(CNN) - An Alphabet shareholder is suing the company's board of directors, claiming it helped cover up allegations of sexual misconduct by former Google executives.
The suit was filed by lawyers for shareholder James Martin on Thursday morning in California's San Mateo County Superior Court. The suit alleges that the board "knowingly facilitated sexual harassment" by executives, took part in covering it up by not disclosing the harassment claims and approving multi-million dollar severance packages for the accused.
Francis Bottini, a lawyer for Martin, told CNN Business that the suit claims to have minutes from Alphabet (GOOG) board meetings shed light on how the company handled the investigations into Android creator Andrew Rubin and former head of Google search Amit Singhal. Those sections of the filing are redacted because of a confidentiality agreement that shareholders have with Alphabet.
Rubin and Singhai did not immediately respond to a request for comment. Rubin's lawyer previously denied the misconduct allegations to CNN Business, saying any relationship he had while at Google was consensual.
The New York Times first revealed details about harassment claims against multiple executives and their exit packages in October. The Information technology news website had previously reported that Google investigated whether Rubin had an inappropriate relationship while at the company.
Martin's lawsuit says that after the board investigated Rubin over sexual harassment claims, it was directly involved with approving his $90 million exit package when Rubin left the company in 2014.
Alphabet board members Larry Page, Sergey Brin, Eric Schmidt, Sundar Pichai and John Doerr are some of the defendants named in the lawsuit. Some people named in the suit are no longer on the board.
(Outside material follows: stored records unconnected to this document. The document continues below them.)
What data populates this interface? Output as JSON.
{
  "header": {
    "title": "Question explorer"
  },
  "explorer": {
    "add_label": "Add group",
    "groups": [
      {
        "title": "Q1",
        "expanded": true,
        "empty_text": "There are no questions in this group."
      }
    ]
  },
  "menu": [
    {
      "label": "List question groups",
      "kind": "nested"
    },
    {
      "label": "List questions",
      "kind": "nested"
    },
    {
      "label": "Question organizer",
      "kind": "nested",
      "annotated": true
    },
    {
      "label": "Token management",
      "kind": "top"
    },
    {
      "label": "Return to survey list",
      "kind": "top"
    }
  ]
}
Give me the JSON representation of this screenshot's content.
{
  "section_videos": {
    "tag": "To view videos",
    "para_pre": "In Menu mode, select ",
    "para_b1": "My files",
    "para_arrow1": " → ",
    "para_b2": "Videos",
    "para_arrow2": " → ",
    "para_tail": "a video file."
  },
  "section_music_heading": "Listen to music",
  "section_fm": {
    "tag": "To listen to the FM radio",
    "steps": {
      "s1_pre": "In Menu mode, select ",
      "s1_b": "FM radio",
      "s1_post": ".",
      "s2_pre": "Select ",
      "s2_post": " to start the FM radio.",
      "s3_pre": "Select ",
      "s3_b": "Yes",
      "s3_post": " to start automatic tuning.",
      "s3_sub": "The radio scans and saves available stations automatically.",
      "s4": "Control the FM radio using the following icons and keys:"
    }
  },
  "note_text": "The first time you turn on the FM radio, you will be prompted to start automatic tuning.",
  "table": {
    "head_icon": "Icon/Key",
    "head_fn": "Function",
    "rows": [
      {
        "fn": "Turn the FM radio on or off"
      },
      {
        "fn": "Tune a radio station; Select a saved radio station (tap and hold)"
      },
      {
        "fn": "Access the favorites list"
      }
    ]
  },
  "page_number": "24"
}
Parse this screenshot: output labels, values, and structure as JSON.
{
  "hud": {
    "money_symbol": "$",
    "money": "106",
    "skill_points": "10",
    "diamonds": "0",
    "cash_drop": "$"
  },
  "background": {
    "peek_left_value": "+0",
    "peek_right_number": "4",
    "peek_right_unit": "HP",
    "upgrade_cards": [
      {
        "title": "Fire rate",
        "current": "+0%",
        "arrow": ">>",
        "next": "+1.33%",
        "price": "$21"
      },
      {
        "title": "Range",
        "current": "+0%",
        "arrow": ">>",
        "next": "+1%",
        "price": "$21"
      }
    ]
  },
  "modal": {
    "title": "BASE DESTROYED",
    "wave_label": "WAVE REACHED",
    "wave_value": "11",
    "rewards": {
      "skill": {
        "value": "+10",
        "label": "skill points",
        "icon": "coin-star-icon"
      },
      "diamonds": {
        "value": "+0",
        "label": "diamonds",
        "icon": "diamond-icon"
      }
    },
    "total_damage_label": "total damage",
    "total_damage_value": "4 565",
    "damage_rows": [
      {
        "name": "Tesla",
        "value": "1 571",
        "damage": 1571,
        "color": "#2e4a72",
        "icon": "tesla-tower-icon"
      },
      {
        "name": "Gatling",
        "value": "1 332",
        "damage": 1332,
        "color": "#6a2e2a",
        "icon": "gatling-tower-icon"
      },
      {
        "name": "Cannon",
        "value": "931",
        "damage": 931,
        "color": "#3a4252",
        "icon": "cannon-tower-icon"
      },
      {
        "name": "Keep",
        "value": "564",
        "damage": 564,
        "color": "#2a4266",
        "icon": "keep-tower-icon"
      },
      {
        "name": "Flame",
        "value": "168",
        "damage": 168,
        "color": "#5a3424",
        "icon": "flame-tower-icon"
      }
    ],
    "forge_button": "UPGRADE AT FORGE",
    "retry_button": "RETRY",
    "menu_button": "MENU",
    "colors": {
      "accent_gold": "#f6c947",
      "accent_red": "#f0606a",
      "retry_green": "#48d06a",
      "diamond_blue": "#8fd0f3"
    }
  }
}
Rubin and Singhal are also named as defendants.
"Obviously there are some very influential people on the board who we've sued," Bottini told CNN Business. "We think the focus really should be on them because they do bear a liability for this."
Alphabet did not immediately respond to a request for comment.
In the wake of the Times report, thousands of Google employees staged walkouts around the world to protest the company's handling of sexual harassment allegations, pay inequality, and its policy on private arbitration, among other issues.
The suit seeks recovery on behalf of Alphabet for other damages caused by how the harassment allegations were handled. For example, it claims the company suffered economic harm when employees quit in protest over the harassment claims. It asks that Rubin and Singhal to pay back the money they received when they left Alphabet.
Martin "believes that Rubin and Singhal should return the compensation they received. We feel that's unjust compensation in light of that they should have been fired for cause," said Bottini.
The suit is also asking for corporate governance changes. It says Alphabet should nominate at least three new members to its board of directors, and overhaul how sexual harassment is reported and handled at the company, among other changes.
Bottini says he anticipates similar cases being filed by more shareholders in the coming weeks. He says Martin is a longtime investor in Alphabet, since at least 2009, and that he has never worked for the company. He would not say how much stock Martin holds.